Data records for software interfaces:
◆ ◆ ◆ ◆ ◆ ◆ ◆
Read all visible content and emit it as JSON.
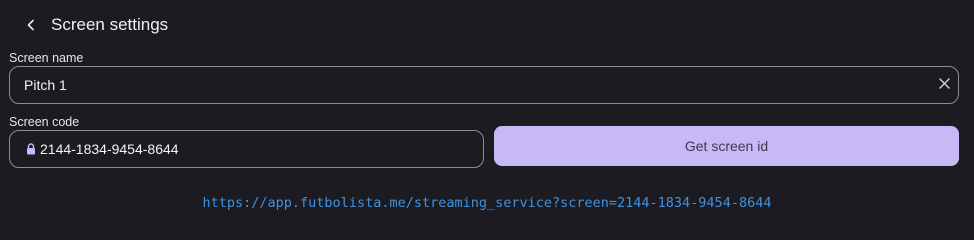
{
  "header": {
    "back_icon": "chevron-left-icon",
    "title": "Screen settings"
  },
  "screen_name": {
    "label": "Screen name",
    "value": "Pitch 1",
    "clear_icon": "close-icon"
  },
  "screen_code": {
    "label": "Screen code",
    "value": "2144-1834-9454-8644",
    "lock_icon": "lock-icon"
  },
  "actions": {
    "get_screen_id_label": "Get screen id"
  },
  "stream_link": {
    "text": "https://app.futbolista.me/streaming_service?screen=2144-1834-9454-8644"
  },
  "colors": {
    "background": "#1c1b21",
    "accent_button": "#c8b8f5",
    "link": "#3f92e0",
    "lock_icon": "#c8b8f5",
    "border": "#8d8b95"
  }
}
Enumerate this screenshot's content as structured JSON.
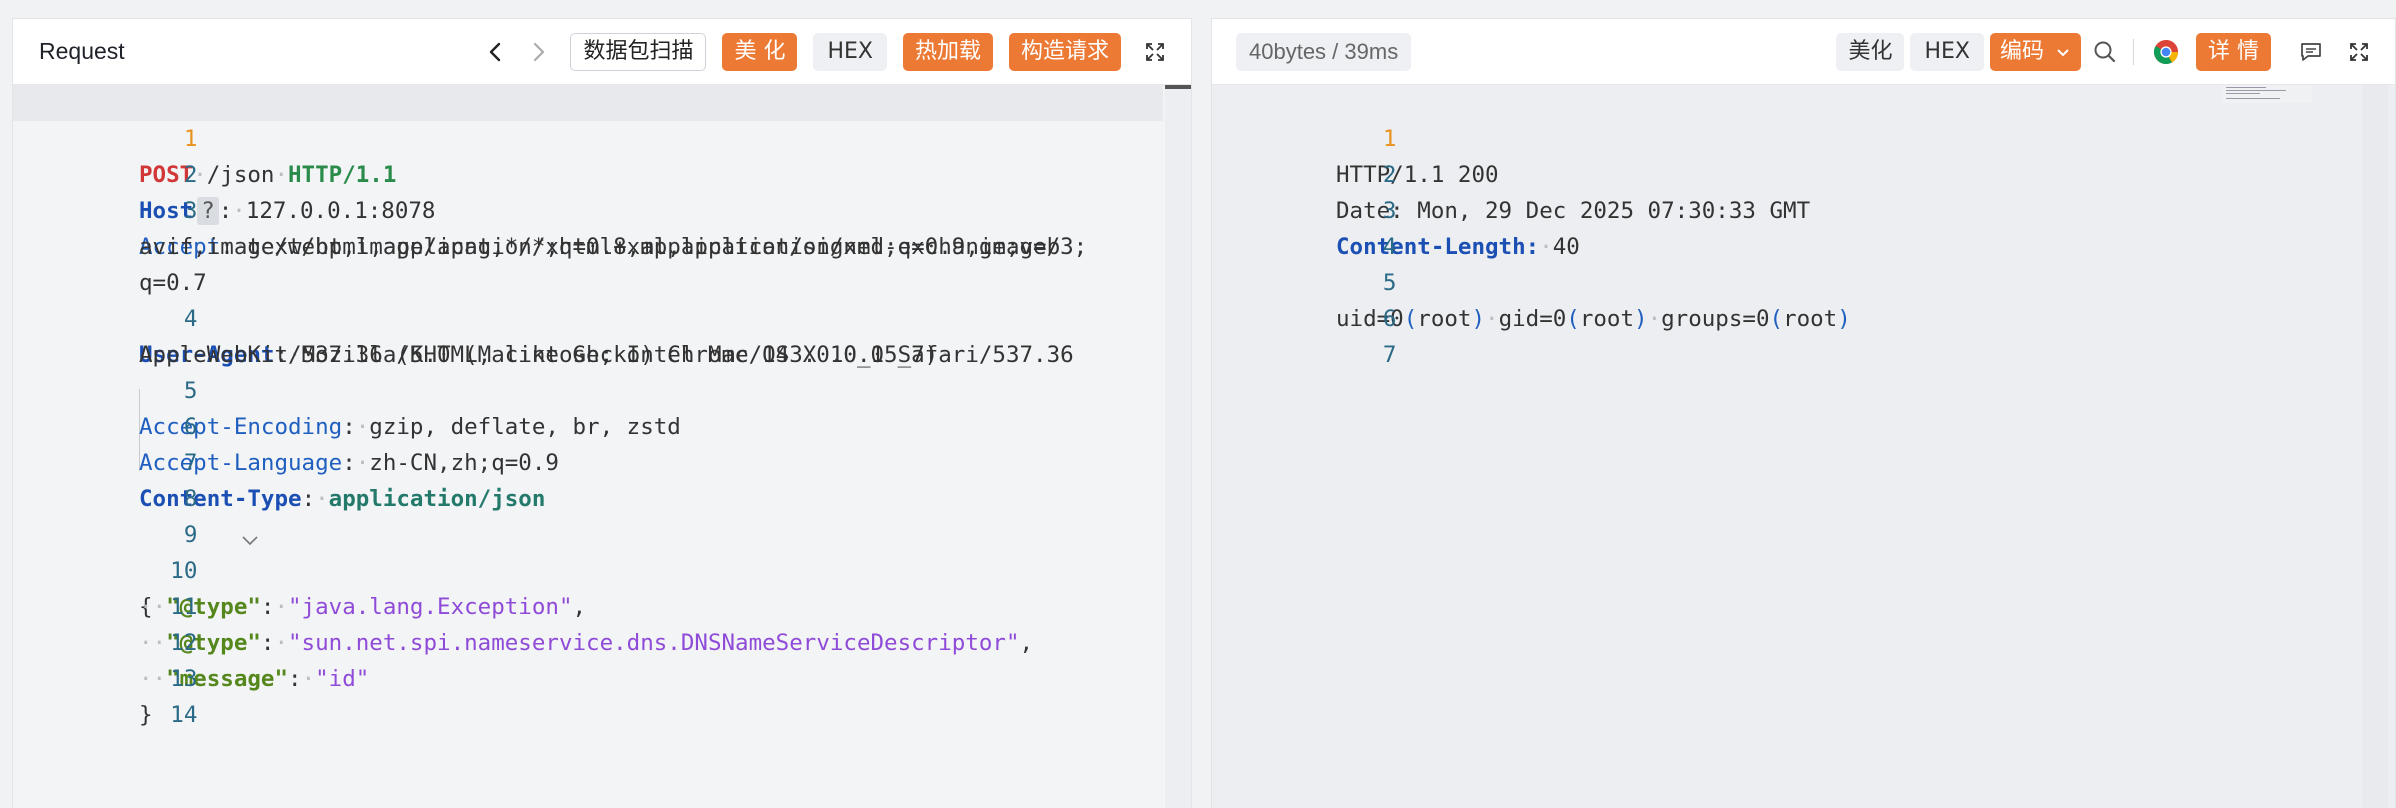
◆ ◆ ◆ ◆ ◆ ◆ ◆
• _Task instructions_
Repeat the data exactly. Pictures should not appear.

• _Output_
Read all visible content and emit it as JSON.
{
  "header": {
    "back_icon": "chevron-left-icon",
    "title": "Screen settings"
  },
  "screen_name": {
    "label": "Screen name",
    "value": "Pitch 1",
    "clear_icon": "close-icon"
  },
  "screen_code": {
    "label": "Screen code",
    "value": "2144-1834-9454-8644",
    "lock_icon": "lock-icon"
  },
  "actions": {
    "get_screen_id_label": "Get screen id"
  },
  "stream_link": {
    "text": "https://app.futbolista.me/streaming_service?screen=2144-1834-9454-8644"
  },
  "colors": {
    "background": "#1c1b21",
    "accent_button": "#c8b8f5",
    "link": "#3f92e0",
    "lock_icon": "#c8b8f5",
    "border": "#8d8b95"
  }
}
Enumerate this screenshot's content as structured JSON.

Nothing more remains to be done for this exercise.